Quincy July 30th: 1806.
My dear Sir.
Your very friendly letter of the 8th: instant came to hand on the 16th: and I have with some impatience waited the arrival of a little stranger, whose advent has been delayed a full month, that I might have the pleasure, in my reply, of announcing to you & your good lady similar tidings to those communicated by you. I have a Daughter for your son, provided you Should approve the Alliance, and provided all the parties Should concur in it of their own accord. After a severe conflict of nearly twenty-four hours, and at the dead-watch of night, the little urchin, broke loose from its thraldom and adventured an expedition into the regions of Day—I know what it is to be a father, and am not amid the joys of this new title, unconscious of the additional weight of duty, which necessarily attends it. This joyful event happened, at one minute before twelve oClock, on Tuesday night the 29th: July AD 1806—Chronology bear Witness! The Mother & child are reasonably well.
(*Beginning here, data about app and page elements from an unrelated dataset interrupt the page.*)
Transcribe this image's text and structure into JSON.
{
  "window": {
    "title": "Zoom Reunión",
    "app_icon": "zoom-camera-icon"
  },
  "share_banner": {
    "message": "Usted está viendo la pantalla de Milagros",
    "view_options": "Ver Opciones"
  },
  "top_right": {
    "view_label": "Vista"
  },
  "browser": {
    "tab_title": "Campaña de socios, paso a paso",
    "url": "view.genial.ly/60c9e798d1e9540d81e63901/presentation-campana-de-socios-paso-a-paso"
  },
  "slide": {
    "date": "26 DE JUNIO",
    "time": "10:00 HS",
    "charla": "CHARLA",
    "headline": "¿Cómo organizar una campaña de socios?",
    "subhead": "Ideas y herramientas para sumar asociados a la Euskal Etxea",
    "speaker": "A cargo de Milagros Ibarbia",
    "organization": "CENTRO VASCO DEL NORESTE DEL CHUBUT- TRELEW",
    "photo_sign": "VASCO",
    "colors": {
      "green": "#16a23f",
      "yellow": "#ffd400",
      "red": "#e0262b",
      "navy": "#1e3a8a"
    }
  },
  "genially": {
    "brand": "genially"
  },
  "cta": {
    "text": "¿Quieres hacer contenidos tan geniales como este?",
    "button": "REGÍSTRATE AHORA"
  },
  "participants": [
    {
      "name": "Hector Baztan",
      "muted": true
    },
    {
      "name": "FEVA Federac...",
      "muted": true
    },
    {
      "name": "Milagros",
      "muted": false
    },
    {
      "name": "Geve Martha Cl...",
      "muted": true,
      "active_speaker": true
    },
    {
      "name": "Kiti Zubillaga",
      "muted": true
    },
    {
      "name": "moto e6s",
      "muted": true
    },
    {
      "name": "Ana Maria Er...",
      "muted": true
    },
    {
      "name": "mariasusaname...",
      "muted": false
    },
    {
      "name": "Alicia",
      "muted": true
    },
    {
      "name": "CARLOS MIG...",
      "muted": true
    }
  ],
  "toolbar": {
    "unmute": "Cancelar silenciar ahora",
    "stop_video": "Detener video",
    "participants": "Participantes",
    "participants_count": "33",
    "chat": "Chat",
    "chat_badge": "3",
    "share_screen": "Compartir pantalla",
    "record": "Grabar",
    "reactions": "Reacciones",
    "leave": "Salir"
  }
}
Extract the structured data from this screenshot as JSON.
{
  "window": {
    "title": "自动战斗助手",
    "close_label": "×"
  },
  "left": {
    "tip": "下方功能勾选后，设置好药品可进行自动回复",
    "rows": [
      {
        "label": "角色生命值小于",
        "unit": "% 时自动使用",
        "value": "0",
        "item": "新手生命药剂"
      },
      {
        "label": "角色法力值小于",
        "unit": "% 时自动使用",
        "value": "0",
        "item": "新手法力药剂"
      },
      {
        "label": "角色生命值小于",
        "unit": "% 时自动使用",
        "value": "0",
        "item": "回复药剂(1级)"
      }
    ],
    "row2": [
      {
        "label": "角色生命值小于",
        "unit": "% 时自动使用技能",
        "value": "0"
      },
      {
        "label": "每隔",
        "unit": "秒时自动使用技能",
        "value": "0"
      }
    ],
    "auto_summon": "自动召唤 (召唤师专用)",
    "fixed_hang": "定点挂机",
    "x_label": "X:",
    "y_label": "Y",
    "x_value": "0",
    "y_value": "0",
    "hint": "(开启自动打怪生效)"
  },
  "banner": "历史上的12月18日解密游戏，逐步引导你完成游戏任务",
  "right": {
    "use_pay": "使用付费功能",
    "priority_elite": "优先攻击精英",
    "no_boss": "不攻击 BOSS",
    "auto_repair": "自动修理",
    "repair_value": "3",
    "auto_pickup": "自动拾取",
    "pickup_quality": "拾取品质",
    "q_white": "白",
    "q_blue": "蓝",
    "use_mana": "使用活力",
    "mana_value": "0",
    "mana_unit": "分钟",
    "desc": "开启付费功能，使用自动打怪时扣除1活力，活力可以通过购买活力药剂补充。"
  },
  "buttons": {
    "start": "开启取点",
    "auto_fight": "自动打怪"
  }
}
Your determination to educate your eldest son at Harvard gives me great pleasure. I think the advantages to be enjoyed at that seminary, yield to no similar institution upon the Continent; but the age of Boyhood should be nearly past, before a youth should be sent to that College. I know, experimentally, that the age of fourteen is too green, at least by two years, and that the branches of Science taught, during that period, at the University, would be much more perfectly attained in preparatory discipline. This seems to be the opinion of the faculty, or as we used to term it, the government of the College, since the attainments required of a candidate for admission are much more considerable than they were in my time.
The new Professor has entered upon the duties of his office and already delivered three public lectures, of which I hear favorable mention. It has been fashionable, with a few of his friends, to resort to his lectures, and I know not, but in process of time, we may look up to him as the founder of a new sect of Rhretoricians.
The Annual Commencement at Cambridge will be held on the 27th: of August. I should think you might devote sufficient time to recreation for the Sake of attending this Jubilee of the Muses. I have no Share in the exercises of that day, but on the succeeding day I am designated as the chief spokesman to a Society denominated the ΦΒΚ. and I Should feel emboldened rather than abashed in the discharge of such an office, having So partial a friend as yourself present at the exhibition.
Present me to Mrs: Meredith and your family with much kindness; and if the plannet Dennie be visible, give him friendly salutations from / Your assured friend
T. B. Adams—
PHi: Samuel Washington Woodhouse Collection.